- Submit and check a sitemap
- Check and set the crawl rate, and view statistics about how Googlebot accesses a particular site
- Generate and check a robots.txt file. It also helps to discover pages that are blocked in robots.txt by chance.
- List internal and external pages that link to the site
- Get a list of broken links for the site
- See what keyword searches on Google led to the site being listed in the SERPs, and the click through rates of such listings
- View statistics about how Google indexes the site, and if it found any errors while doing it
- Set a preferred domain (e.g. prefer example.com over www.example.com or vice versa), which determines how the site URL is displayed in SERPs
- Highlight to Google Search elements of structured data which are used to enrich search hit entries (released in December 2012 as Google Highlighter)
Criticism and controversy
The list of inbound links on Google Webmaster Tools is generally much larger than the list of inbound links that can be discovered using the link:somewebsite.com search query on Google itself. Google is tight lipped about the discrepancy. The list on Google Webmaster Tools includes nofollow links that do not convey search engine optimization authority to the linked site. On the other hand, the list of links generated with a link:somewebsite.com type query are deemed by Google to be "important" links in a controversial way. Google Webmaster Tools, as well as the Google index, seems to routinely ignore link spam.
Google Webmaster Tool versus Google Analytics
Google Webmaster Tool shows traffic for each keyword separately; it gives more information about website performance according to Google search query. This tool does not cover search results from other search engines, such as Bing, Yahoo, or Baidu.
Google Analytics shows total traffic for a website, such as clicks to one's site, regardless of where they came from and what search terms were used. It shows whatever search terms brought up one's site in the listings. While their keywords might be there too, many may be specific terms or long-tail search terms. There are probably even search terms where Google offered one's site even though they don't see a perfect match. If Google thinks the searcher meant something else, maybe they displayed one's site for that word or term as a suitable match even though that word is not listed in Webmaster Tools as even being on one's site.

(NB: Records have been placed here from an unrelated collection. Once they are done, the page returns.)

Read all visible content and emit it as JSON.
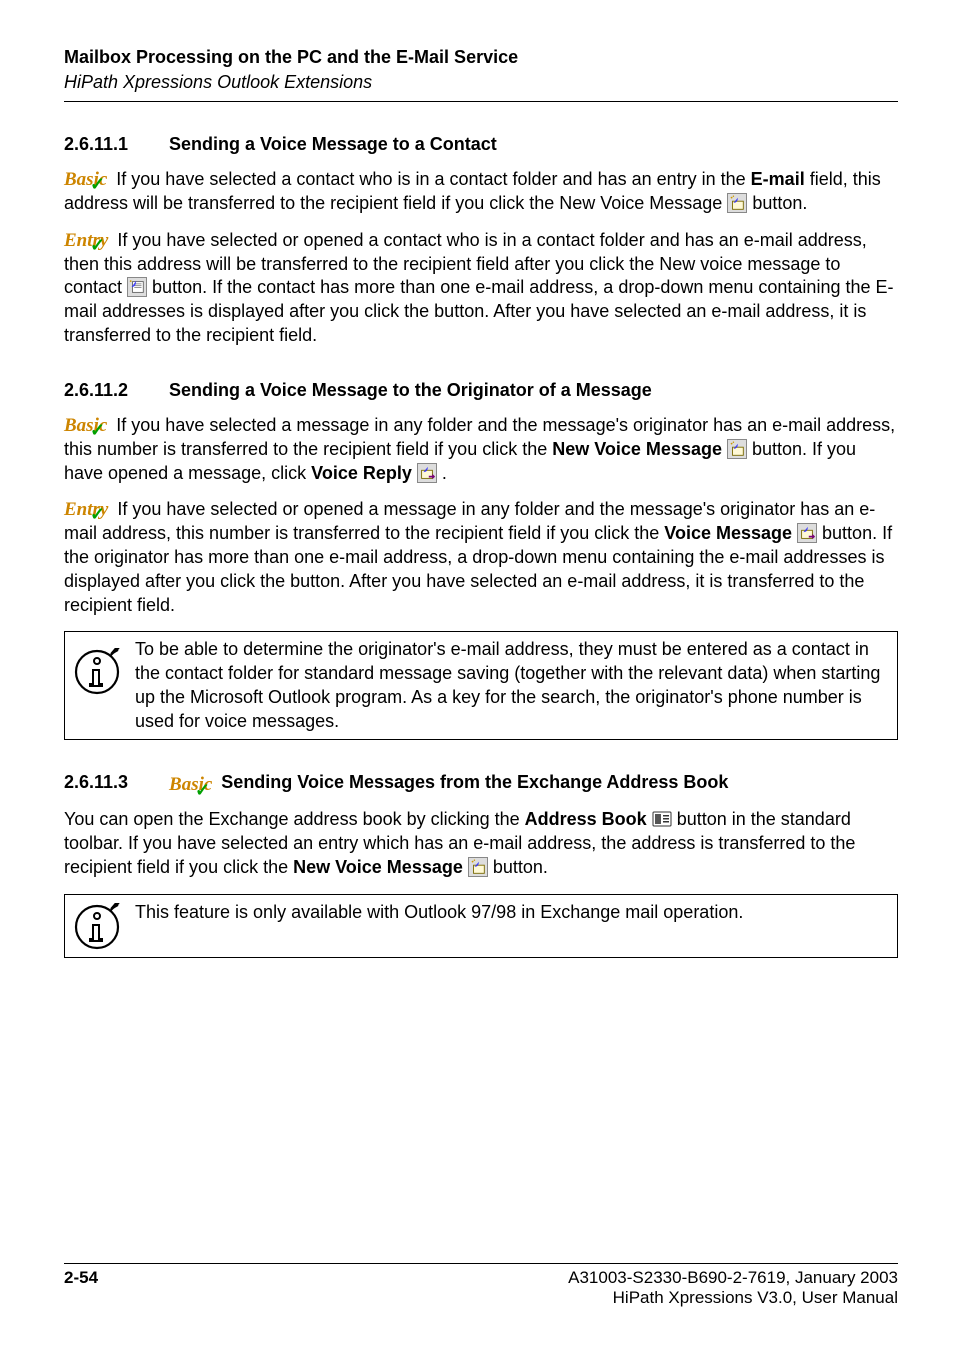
{
  "header": {
    "title": "Mailbox Processing on the PC and the E-Mail Service",
    "subtitle": "HiPath Xpressions Outlook Extensions"
  },
  "labels": {
    "basic": "Basic",
    "entry": "Entry"
  },
  "sections": {
    "s1": {
      "num": "2.6.11.1",
      "title": "Sending a Voice Message to a Contact",
      "p1a": " If you have selected a contact who is in a contact folder and has an entry in the ",
      "p1b": "E-mail",
      "p1c": " field, this address will be transferred to the recipient field if you click the New Voice Message ",
      "p1d": " button.",
      "p2a": " If you have selected or opened a contact who is in a contact folder and has an e-mail address, then this address will be transferred to the recipient field after you click the New voice message to contact ",
      "p2b": " button. If the contact has more than one e-mail address, a drop-down menu containing the E-mail addresses is displayed after you click the button. After you have selected an e-mail address, it is transferred to the recipient field."
    },
    "s2": {
      "num": "2.6.11.2",
      "title": "Sending a Voice Message to the Originator of a Message",
      "p1a": " If you have selected a message in any folder and the message's originator has an e-mail address, this number is transferred to the recipient field if you click the ",
      "p1b": "New Voice Message",
      "p1c": " ",
      "p1d": " button. If you have opened a message, click ",
      "p1e": "Voice Reply",
      "p1f": " ",
      "p1g": " .",
      "p2a": " If you have selected or opened a message in any folder and the message's originator has an e-mail address, this number is transferred to the recipient field if you click the ",
      "p2b": "Voice Message",
      "p2c": " ",
      "p2d": " button. If the originator has more than one e-mail address, a drop-down menu containing the e-mail addresses is displayed after you click the button. After you have selected an e-mail address, it is transferred to the recipient field.",
      "note": "To be able to determine the originator's e-mail address, they must be entered as a contact in the contact folder for standard message saving (together with the relevant data) when starting up the Microsoft Outlook program. As a key for the search, the originator's phone number is used for voice messages."
    },
    "s3": {
      "num": "2.6.11.3",
      "title": " Sending Voice Messages from the Exchange Address Book",
      "p1a": "You can open the Exchange address book by clicking the ",
      "p1b": "Address Book",
      "p1c": " ",
      "p1d": " button in the standard toolbar. If you have selected an entry which has an e-mail address, the address is transferred to the recipient field if you click the ",
      "p1e": "New Voice Message",
      "p1f": " ",
      "p1g": " button.",
      "note": "This feature is only available with Outlook 97/98 in Exchange mail operation."
    }
  },
  "footer": {
    "doc": "A31003-S2330-B690-2-7619, January 2003",
    "product": "HiPath Xpressions V3.0, User Manual",
    "page": "2-54"
  }
}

- "Official Google Webmaster Central Blog". Webmaster Central Blog. Google. 2010-02-16. Retrieved 2010-02-16.
- "Official Google Webmaster Central Help Forum". Webmaster Central Help Forum. Google. 2010-02-16. Retrieved 2010-02-16.